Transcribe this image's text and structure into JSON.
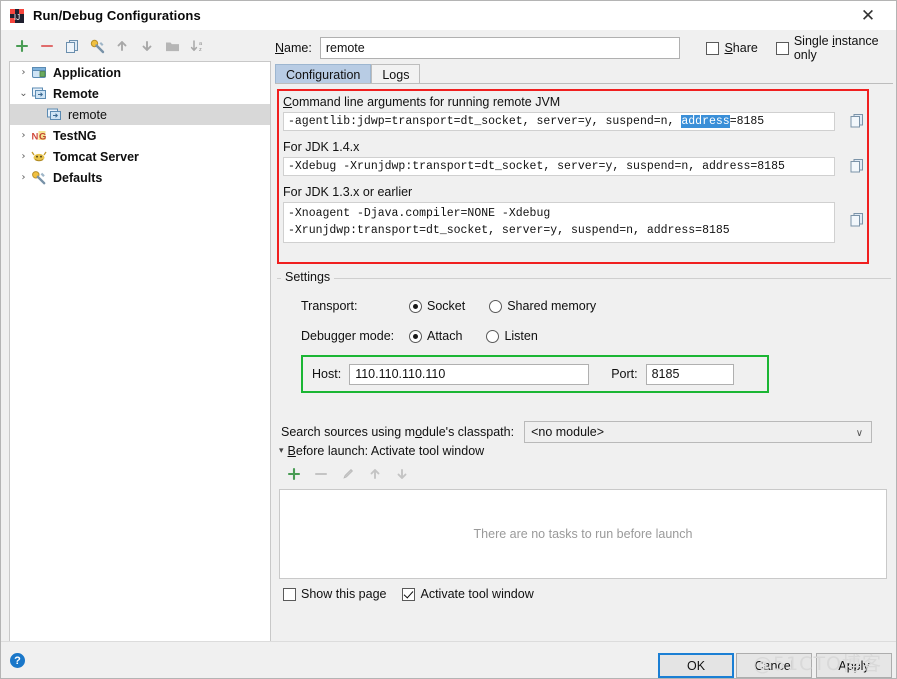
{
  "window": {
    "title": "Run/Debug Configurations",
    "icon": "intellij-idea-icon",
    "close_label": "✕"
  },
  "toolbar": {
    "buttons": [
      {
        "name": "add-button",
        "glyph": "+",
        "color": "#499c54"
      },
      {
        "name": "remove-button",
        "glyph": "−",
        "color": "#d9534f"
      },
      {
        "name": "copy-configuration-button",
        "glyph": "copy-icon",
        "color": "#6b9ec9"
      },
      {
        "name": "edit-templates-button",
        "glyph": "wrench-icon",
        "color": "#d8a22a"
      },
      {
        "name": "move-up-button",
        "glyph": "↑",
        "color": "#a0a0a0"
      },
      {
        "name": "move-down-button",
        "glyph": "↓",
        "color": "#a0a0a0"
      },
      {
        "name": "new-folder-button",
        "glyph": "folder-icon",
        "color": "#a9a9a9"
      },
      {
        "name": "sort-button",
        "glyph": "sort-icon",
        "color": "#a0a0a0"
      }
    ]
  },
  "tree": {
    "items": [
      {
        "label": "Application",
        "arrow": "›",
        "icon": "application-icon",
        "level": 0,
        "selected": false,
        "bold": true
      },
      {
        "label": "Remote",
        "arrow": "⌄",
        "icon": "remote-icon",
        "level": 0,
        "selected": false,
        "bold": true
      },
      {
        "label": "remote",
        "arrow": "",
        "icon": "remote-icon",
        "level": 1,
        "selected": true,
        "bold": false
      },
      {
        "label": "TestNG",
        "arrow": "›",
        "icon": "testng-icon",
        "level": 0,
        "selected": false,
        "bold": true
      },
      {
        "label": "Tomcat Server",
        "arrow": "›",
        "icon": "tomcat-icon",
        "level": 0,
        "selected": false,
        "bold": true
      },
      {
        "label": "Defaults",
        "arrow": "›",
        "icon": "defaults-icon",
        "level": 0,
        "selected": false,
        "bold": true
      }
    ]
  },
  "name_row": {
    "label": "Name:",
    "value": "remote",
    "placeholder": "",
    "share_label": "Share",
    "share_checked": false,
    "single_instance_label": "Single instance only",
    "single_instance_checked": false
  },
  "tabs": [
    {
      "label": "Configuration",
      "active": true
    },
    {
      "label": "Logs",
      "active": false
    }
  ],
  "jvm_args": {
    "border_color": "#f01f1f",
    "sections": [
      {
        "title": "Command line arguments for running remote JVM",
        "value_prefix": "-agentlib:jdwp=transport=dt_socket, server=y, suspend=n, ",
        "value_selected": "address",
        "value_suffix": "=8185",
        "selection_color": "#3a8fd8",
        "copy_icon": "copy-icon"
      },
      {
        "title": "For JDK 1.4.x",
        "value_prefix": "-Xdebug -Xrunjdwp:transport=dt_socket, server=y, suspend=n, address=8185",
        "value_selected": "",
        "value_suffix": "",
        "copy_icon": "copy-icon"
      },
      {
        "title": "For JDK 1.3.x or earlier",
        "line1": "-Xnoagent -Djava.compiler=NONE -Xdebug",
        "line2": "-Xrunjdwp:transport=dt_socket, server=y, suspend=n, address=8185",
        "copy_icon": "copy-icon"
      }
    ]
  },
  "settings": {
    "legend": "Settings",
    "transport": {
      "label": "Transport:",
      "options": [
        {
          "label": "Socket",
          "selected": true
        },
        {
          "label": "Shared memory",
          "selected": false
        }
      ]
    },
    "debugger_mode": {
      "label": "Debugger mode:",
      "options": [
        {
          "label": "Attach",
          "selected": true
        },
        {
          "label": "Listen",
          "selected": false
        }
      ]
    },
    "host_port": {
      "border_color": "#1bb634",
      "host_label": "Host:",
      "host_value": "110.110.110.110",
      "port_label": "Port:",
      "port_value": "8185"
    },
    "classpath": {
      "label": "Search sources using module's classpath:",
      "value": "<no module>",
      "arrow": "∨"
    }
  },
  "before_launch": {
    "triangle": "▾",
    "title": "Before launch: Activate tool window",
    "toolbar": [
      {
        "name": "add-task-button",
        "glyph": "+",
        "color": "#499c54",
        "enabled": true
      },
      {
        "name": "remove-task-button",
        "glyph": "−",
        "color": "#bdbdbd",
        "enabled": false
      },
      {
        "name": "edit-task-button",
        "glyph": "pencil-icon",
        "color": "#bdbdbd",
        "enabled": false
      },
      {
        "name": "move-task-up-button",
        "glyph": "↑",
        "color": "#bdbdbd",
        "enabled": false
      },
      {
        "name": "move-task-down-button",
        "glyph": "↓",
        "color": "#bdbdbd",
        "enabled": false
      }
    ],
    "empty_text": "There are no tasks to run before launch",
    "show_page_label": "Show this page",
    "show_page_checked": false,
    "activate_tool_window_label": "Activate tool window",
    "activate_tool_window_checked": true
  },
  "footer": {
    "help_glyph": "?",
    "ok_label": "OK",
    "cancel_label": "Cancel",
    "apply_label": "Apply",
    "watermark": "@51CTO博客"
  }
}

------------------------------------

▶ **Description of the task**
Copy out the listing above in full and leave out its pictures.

▶ **Problem solution**
Transcribe this image's text and structure into JSON.
{
  "window": {
    "title": "Run/Debug Configurations",
    "icon": "intellij-idea-icon",
    "close_label": "✕"
  },
  "toolbar": {
    "buttons": [
      {
        "name": "add-button",
        "glyph": "+",
        "color": "#499c54"
      },
      {
        "name": "remove-button",
        "glyph": "−",
        "color": "#d9534f"
      },
      {
        "name": "copy-configuration-button",
        "glyph": "copy-icon",
        "color": "#6b9ec9"
      },
      {
        "name": "edit-templates-button",
        "glyph": "wrench-icon",
        "color": "#d8a22a"
      },
      {
        "name": "move-up-button",
        "glyph": "↑",
        "color": "#a0a0a0"
      },
      {
        "name": "move-down-button",
        "glyph": "↓",
        "color": "#a0a0a0"
      },
      {
        "name": "new-folder-button",
        "glyph": "folder-icon",
        "color": "#a9a9a9"
      },
      {
        "name": "sort-button",
        "glyph": "sort-icon",
        "color": "#a0a0a0"
      }
    ]
  },
  "tree": {
    "items": [
      {
        "label": "Application",
        "arrow": "›",
        "icon": "application-icon",
        "level": 0,
        "selected": false,
        "bold": true
      },
      {
        "label": "Remote",
        "arrow": "⌄",
        "icon": "remote-icon",
        "level": 0,
        "selected": false,
        "bold": true
      },
      {
        "label": "remote",
        "arrow": "",
        "icon": "remote-icon",
        "level": 1,
        "selected": true,
        "bold": false
      },
      {
        "label": "TestNG",
        "arrow": "›",
        "icon": "testng-icon",
        "level": 0,
        "selected": false,
        "bold": true
      },
      {
        "label": "Tomcat Server",
        "arrow": "›",
        "icon": "tomcat-icon",
        "level": 0,
        "selected": false,
        "bold": true
      },
      {
        "label": "Defaults",
        "arrow": "›",
        "icon": "defaults-icon",
        "level": 0,
        "selected": false,
        "bold": true
      }
    ]
  },
  "name_row": {
    "label": "Name:",
    "value": "remote",
    "placeholder": "",
    "share_label": "Share",
    "share_checked": false,
    "single_instance_label": "Single instance only",
    "single_instance_checked": false
  },
  "tabs": [
    {
      "label": "Configuration",
      "active": true
    },
    {
      "label": "Logs",
      "active": false
    }
  ],
  "jvm_args": {
    "border_color": "#f01f1f",
    "sections": [
      {
        "title": "Command line arguments for running remote JVM",
        "value_prefix": "-agentlib:jdwp=transport=dt_socket, server=y, suspend=n, ",
        "value_selected": "address",
        "value_suffix": "=8185",
        "selection_color": "#3a8fd8",
        "copy_icon": "copy-icon"
      },
      {
        "title": "For JDK 1.4.x",
        "value_prefix": "-Xdebug -Xrunjdwp:transport=dt_socket, server=y, suspend=n, address=8185",
        "value_selected": "",
        "value_suffix": "",
        "copy_icon": "copy-icon"
      },
      {
        "title": "For JDK 1.3.x or earlier",
        "line1": "-Xnoagent -Djava.compiler=NONE -Xdebug",
        "line2": "-Xrunjdwp:transport=dt_socket, server=y, suspend=n, address=8185",
        "copy_icon": "copy-icon"
      }
    ]
  },
  "settings": {
    "legend": "Settings",
    "transport": {
      "label": "Transport:",
      "options": [
        {
          "label": "Socket",
          "selected": true
        },
        {
          "label": "Shared memory",
          "selected": false
        }
      ]
    },
    "debugger_mode": {
      "label": "Debugger mode:",
      "options": [
        {
          "label": "Attach",
          "selected": true
        },
        {
          "label": "Listen",
          "selected": false
        }
      ]
    },
    "host_port": {
      "border_color": "#1bb634",
      "host_label": "Host:",
      "host_value": "110.110.110.110",
      "port_label": "Port:",
      "port_value": "8185"
    },
    "classpath": {
      "label": "Search sources using module's classpath:",
      "value": "<no module>",
      "arrow": "∨"
    }
  },
  "before_launch": {
    "triangle": "▾",
    "title": "Before launch: Activate tool window",
    "toolbar": [
      {
        "name": "add-task-button",
        "glyph": "+",
        "color": "#499c54",
        "enabled": true
      },
      {
        "name": "remove-task-button",
        "glyph": "−",
        "color": "#bdbdbd",
        "enabled": false
      },
      {
        "name": "edit-task-button",
        "glyph": "pencil-icon",
        "color": "#bdbdbd",
        "enabled": false
      },
      {
        "name": "move-task-up-button",
        "glyph": "↑",
        "color": "#bdbdbd",
        "enabled": false
      },
      {
        "name": "move-task-down-button",
        "glyph": "↓",
        "color": "#bdbdbd",
        "enabled": false
      }
    ],
    "empty_text": "There are no tasks to run before launch",
    "show_page_label": "Show this page",
    "show_page_checked": false,
    "activate_tool_window_label": "Activate tool window",
    "activate_tool_window_checked": true
  },
  "footer": {
    "help_glyph": "?",
    "ok_label": "OK",
    "cancel_label": "Cancel",
    "apply_label": "Apply",
    "watermark": "@51CTO博客"
  }
}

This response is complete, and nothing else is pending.